Bringing one new drug to the public typically costs a pharmaceutical or biotechnology company on average more than $1 billion and takes an average of 10 to 15 years. Our comprehensive portfolio of services, spanning preclinical through post-approval, features integrated laboratory, Phase I-IV and consulting services to help you decide on an exit strategy. Few scientists are interested in starting a moderate to large sized pharmaceutical company. New drugs and devices begin in the laboratory with scientists including engineers, chemists and pharmacologists, who identify anatomical, physiological, cellular and genetic factors that play a role in specific diseases or injuries. It can take three to six years of further clinical testing in patients, for one of these compounds on average to ultimately be approved as a marketed drug or device for treatment. Our expertise guides you through the decision process of what you want our assistance with; large venture capital or simply proving efficacy and safety in animals before partnering with a large company.
In the preclinical stage of drug development, an investigational drug must be tested extensively in the laboratory to ensure it will be safe to administer to humans. This is one place we have extensive experience assisting investigators communicate with the regulatory agencies and achieving the IND.
Further testing following this stage can take from one to five years and must provide information about the pharmaceutical composition of the drug, its safety, how the drug will be formulated and manufactured, and how it will be administered to the first human subjects.
- Preclinical Technology. During the preclinical development of a drug, laboratory tests document the effect of the investigational drug in living organisms (in vivo) and in cells in the test tube (in vitro).
- Chemistry Manufacturing and Controls (CMC)/Pharmaceutics. The results of preclinical testing are used by experts in pharmaceutical methods to determine how to best formulate the drug for its intended clinical use. For example, a drug that is intended to act on the sinuses may be formulated as a time-release capsule or as a nasal spray. Regulatory agencies require testing that documents the characteristics — chemical composition, purity, quality and potency — of the drug’s active ingredient and of the formulated drug.
- Pharmacology/Toxicology. Pharmacological testing determines effects of the candidate drug on the body. Toxicology studies are conducted to identify potential risks to humans.

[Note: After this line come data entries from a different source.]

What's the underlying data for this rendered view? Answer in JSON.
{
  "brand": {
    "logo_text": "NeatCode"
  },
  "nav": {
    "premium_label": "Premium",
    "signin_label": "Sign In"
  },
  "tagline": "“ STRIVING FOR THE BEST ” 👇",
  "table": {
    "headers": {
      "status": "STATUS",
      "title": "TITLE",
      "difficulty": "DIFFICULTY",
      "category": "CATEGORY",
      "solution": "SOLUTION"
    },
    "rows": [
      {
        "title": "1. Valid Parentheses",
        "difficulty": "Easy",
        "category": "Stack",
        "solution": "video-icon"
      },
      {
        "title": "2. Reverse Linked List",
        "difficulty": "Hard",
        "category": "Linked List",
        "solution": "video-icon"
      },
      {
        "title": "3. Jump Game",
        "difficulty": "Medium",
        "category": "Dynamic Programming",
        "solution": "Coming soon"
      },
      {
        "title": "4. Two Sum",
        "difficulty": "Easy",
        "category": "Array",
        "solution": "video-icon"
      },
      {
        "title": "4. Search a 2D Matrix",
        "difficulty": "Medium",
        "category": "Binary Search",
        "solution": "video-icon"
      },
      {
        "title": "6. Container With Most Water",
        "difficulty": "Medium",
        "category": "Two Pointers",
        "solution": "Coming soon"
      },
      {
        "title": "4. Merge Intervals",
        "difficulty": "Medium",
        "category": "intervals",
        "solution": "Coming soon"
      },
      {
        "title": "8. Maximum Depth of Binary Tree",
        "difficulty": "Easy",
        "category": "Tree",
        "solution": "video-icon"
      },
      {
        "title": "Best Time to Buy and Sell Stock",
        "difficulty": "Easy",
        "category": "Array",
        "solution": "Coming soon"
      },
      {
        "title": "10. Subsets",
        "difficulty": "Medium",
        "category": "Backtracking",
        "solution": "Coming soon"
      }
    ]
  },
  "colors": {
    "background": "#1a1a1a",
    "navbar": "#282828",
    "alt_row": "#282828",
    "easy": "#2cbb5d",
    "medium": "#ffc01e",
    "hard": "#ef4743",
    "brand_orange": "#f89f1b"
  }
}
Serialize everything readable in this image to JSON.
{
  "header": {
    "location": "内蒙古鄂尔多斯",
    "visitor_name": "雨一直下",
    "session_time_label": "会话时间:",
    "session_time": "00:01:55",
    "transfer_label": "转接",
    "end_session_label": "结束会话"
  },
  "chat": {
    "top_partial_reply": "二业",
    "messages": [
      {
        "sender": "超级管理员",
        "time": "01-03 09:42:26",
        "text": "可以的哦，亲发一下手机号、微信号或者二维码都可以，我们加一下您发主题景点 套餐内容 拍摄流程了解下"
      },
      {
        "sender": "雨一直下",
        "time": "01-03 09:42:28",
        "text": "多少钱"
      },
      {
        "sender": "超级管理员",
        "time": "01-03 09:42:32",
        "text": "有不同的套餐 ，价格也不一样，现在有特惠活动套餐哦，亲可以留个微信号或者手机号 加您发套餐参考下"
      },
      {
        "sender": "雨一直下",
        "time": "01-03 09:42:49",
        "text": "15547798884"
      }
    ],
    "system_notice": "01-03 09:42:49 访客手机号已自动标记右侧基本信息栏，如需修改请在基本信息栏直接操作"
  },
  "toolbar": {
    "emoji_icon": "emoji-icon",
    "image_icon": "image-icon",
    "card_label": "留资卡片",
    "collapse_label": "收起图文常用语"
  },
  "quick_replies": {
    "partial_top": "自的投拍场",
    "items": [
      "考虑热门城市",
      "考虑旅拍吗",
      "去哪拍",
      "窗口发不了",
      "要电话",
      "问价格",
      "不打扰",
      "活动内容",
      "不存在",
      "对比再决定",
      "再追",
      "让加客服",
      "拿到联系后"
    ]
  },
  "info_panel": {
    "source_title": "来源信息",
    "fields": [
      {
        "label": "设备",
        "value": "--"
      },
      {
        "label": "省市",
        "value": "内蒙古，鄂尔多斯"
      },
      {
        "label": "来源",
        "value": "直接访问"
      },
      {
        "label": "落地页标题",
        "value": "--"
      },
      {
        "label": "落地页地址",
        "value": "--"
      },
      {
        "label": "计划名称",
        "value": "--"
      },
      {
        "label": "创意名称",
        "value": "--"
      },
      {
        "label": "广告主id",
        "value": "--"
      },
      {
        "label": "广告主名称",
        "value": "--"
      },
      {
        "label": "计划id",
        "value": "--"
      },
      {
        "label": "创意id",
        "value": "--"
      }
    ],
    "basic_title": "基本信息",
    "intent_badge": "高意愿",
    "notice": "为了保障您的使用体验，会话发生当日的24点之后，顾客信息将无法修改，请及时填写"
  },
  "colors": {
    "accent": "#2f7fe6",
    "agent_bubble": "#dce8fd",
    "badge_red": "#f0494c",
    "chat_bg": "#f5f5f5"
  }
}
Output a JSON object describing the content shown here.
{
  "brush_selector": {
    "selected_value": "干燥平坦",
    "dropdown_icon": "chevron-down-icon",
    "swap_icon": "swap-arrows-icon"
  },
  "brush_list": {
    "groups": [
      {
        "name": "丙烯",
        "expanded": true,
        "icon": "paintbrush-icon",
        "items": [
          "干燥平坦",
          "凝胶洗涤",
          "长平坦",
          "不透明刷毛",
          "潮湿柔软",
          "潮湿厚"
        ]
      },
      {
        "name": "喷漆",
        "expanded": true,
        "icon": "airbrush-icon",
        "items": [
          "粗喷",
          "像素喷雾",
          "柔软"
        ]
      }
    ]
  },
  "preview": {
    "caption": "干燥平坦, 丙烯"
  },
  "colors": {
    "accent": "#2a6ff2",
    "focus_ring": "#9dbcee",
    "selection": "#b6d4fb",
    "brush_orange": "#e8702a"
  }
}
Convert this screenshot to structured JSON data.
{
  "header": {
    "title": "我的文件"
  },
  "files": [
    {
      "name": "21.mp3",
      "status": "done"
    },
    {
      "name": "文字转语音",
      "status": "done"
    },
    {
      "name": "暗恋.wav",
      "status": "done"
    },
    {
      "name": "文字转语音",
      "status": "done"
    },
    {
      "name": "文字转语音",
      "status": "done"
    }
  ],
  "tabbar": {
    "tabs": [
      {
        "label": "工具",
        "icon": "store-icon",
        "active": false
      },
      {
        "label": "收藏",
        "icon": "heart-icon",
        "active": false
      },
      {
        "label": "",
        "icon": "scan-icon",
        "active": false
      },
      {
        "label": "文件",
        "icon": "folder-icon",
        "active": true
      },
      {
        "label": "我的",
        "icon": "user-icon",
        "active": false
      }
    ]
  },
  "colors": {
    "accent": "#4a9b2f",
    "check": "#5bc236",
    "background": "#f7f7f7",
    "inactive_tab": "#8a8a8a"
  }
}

In the United States, results of all testing must be provided to the U.S. Food and Drug Administration (FDA) and/or other appropriate regulatory agencies to obtain permission to begin clinical testing in humans. Regulatory agencies review the specific tests and documentation required to proceed to the next stage of development. This is another area that our experience can help guide you through the processes.